Could the data below be copied out in full, word for word?
* * * * * * *
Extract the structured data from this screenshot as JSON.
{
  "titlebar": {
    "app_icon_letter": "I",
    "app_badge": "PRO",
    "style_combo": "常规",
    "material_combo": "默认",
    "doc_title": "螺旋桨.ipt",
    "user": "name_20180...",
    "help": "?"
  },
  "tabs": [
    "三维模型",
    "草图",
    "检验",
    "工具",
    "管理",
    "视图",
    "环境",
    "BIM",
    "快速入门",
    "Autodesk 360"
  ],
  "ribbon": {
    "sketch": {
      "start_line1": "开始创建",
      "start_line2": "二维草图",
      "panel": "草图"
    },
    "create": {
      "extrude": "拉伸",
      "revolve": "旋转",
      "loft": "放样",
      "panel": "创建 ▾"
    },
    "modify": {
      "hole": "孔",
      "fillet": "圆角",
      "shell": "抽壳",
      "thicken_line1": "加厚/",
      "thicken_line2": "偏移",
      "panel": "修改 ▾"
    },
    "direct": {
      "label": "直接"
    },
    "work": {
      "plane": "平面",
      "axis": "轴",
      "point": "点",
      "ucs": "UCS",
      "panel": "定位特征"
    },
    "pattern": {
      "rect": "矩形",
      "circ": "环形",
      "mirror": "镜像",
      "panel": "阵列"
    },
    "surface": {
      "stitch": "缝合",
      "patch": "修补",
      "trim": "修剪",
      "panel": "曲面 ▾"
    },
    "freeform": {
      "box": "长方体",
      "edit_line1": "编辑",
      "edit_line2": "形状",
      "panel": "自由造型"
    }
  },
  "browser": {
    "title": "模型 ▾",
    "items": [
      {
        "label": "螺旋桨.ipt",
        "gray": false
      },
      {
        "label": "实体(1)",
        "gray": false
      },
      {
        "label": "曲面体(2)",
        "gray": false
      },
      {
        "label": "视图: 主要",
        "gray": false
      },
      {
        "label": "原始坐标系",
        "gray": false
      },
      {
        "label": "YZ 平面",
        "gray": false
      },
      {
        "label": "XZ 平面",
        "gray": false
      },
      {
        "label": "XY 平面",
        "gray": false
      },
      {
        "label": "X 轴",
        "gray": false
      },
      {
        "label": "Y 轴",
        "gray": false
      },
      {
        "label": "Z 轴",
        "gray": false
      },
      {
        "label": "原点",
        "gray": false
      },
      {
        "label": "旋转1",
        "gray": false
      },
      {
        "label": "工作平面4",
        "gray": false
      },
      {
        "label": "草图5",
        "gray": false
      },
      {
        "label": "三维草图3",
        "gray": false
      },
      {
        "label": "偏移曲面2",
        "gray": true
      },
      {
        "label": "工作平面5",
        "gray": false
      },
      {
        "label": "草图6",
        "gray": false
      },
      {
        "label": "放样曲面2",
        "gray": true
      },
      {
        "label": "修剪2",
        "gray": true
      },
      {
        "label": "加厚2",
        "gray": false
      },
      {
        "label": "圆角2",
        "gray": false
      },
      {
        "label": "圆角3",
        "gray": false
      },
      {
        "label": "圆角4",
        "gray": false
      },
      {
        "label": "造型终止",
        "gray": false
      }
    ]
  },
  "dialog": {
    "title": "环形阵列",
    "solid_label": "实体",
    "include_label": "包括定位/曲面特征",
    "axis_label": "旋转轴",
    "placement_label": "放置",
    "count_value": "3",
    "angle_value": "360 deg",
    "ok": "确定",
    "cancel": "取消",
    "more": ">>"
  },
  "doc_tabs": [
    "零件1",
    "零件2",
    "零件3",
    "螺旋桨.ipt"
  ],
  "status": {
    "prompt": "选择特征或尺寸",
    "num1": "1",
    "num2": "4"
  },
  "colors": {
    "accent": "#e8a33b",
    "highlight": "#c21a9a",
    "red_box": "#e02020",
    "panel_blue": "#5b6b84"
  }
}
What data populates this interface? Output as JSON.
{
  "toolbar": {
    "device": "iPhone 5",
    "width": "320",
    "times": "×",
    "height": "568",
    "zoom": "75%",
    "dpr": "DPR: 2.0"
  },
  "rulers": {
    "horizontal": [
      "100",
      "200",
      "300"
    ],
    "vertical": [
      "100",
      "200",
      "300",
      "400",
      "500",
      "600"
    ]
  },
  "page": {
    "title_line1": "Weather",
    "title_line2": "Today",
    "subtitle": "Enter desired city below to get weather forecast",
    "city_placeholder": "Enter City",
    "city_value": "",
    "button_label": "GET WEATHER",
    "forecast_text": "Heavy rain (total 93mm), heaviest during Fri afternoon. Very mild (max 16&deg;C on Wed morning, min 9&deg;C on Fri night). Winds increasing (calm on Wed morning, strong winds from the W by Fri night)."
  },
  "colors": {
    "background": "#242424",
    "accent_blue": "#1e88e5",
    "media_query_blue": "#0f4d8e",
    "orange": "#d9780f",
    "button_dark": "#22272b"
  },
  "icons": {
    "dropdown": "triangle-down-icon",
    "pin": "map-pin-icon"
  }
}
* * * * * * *
OUTPUT BELOW:
Extract the structured data from this screenshot as JSON.
{
  "titlebar": {
    "app_icon_letter": "I",
    "app_badge": "PRO",
    "style_combo": "常规",
    "material_combo": "默认",
    "doc_title": "螺旋桨.ipt",
    "user": "name_20180...",
    "help": "?"
  },
  "tabs": [
    "三维模型",
    "草图",
    "检验",
    "工具",
    "管理",
    "视图",
    "环境",
    "BIM",
    "快速入门",
    "Autodesk 360"
  ],
  "ribbon": {
    "sketch": {
      "start_line1": "开始创建",
      "start_line2": "二维草图",
      "panel": "草图"
    },
    "create": {
      "extrude": "拉伸",
      "revolve": "旋转",
      "loft": "放样",
      "panel": "创建 ▾"
    },
    "modify": {
      "hole": "孔",
      "fillet": "圆角",
      "shell": "抽壳",
      "thicken_line1": "加厚/",
      "thicken_line2": "偏移",
      "panel": "修改 ▾"
    },
    "direct": {
      "label": "直接"
    },
    "work": {
      "plane": "平面",
      "axis": "轴",
      "point": "点",
      "ucs": "UCS",
      "panel": "定位特征"
    },
    "pattern": {
      "rect": "矩形",
      "circ": "环形",
      "mirror": "镜像",
      "panel": "阵列"
    },
    "surface": {
      "stitch": "缝合",
      "patch": "修补",
      "trim": "修剪",
      "panel": "曲面 ▾"
    },
    "freeform": {
      "box": "长方体",
      "edit_line1": "编辑",
      "edit_line2": "形状",
      "panel": "自由造型"
    }
  },
  "browser": {
    "title": "模型 ▾",
    "items": [
      {
        "label": "螺旋桨.ipt",
        "gray": false
      },
      {
        "label": "实体(1)",
        "gray": false
      },
      {
        "label": "曲面体(2)",
        "gray": false
      },
      {
        "label": "视图: 主要",
        "gray": false
      },
      {
        "label": "原始坐标系",
        "gray": false
      },
      {
        "label": "YZ 平面",
        "gray": false
      },
      {
        "label": "XZ 平面",
        "gray": false
      },
      {
        "label": "XY 平面",
        "gray": false
      },
      {
        "label": "X 轴",
        "gray": false
      },
      {
        "label": "Y 轴",
        "gray": false
      },
      {
        "label": "Z 轴",
        "gray": false
      },
      {
        "label": "原点",
        "gray": false
      },
      {
        "label": "旋转1",
        "gray": false
      },
      {
        "label": "工作平面4",
        "gray": false
      },
      {
        "label": "草图5",
        "gray": false
      },
      {
        "label": "三维草图3",
        "gray": false
      },
      {
        "label": "偏移曲面2",
        "gray": true
      },
      {
        "label": "工作平面5",
        "gray": false
      },
      {
        "label": "草图6",
        "gray": false
      },
      {
        "label": "放样曲面2",
        "gray": true
      },
      {
        "label": "修剪2",
        "gray": true
      },
      {
        "label": "加厚2",
        "gray": false
      },
      {
        "label": "圆角2",
        "gray": false
      },
      {
        "label": "圆角3",
        "gray": false
      },
      {
        "label": "圆角4",
        "gray": false
      },
      {
        "label": "造型终止",
        "gray": false
      }
    ]
  },
  "dialog": {
    "title": "环形阵列",
    "solid_label": "实体",
    "include_label": "包括定位/曲面特征",
    "axis_label": "旋转轴",
    "placement_label": "放置",
    "count_value": "3",
    "angle_value": "360 deg",
    "ok": "确定",
    "cancel": "取消",
    "more": ">>"
  },
  "doc_tabs": [
    "零件1",
    "零件2",
    "零件3",
    "螺旋桨.ipt"
  ],
  "status": {
    "prompt": "选择特征或尺寸",
    "num1": "1",
    "num2": "4"
  },
  "colors": {
    "accent": "#e8a33b",
    "highlight": "#c21a9a",
    "red_box": "#e02020",
    "panel_blue": "#5b6b84"
  }
}
What data populates this interface? Output as JSON.
{
  "toolbar": {
    "device": "iPhone 5",
    "width": "320",
    "times": "×",
    "height": "568",
    "zoom": "75%",
    "dpr": "DPR: 2.0"
  },
  "rulers": {
    "horizontal": [
      "100",
      "200",
      "300"
    ],
    "vertical": [
      "100",
      "200",
      "300",
      "400",
      "500",
      "600"
    ]
  },
  "page": {
    "title_line1": "Weather",
    "title_line2": "Today",
    "subtitle": "Enter desired city below to get weather forecast",
    "city_placeholder": "Enter City",
    "city_value": "",
    "button_label": "GET WEATHER",
    "forecast_text": "Heavy rain (total 93mm), heaviest during Fri afternoon. Very mild (max 16&deg;C on Wed morning, min 9&deg;C on Fri night). Winds increasing (calm on Wed morning, strong winds from the W by Fri night)."
  },
  "colors": {
    "background": "#242424",
    "accent_blue": "#1e88e5",
    "media_query_blue": "#0f4d8e",
    "orange": "#d9780f",
    "button_dark": "#22272b"
  },
  "icons": {
    "dropdown": "triangle-down-icon",
    "pin": "map-pin-icon"
  }
}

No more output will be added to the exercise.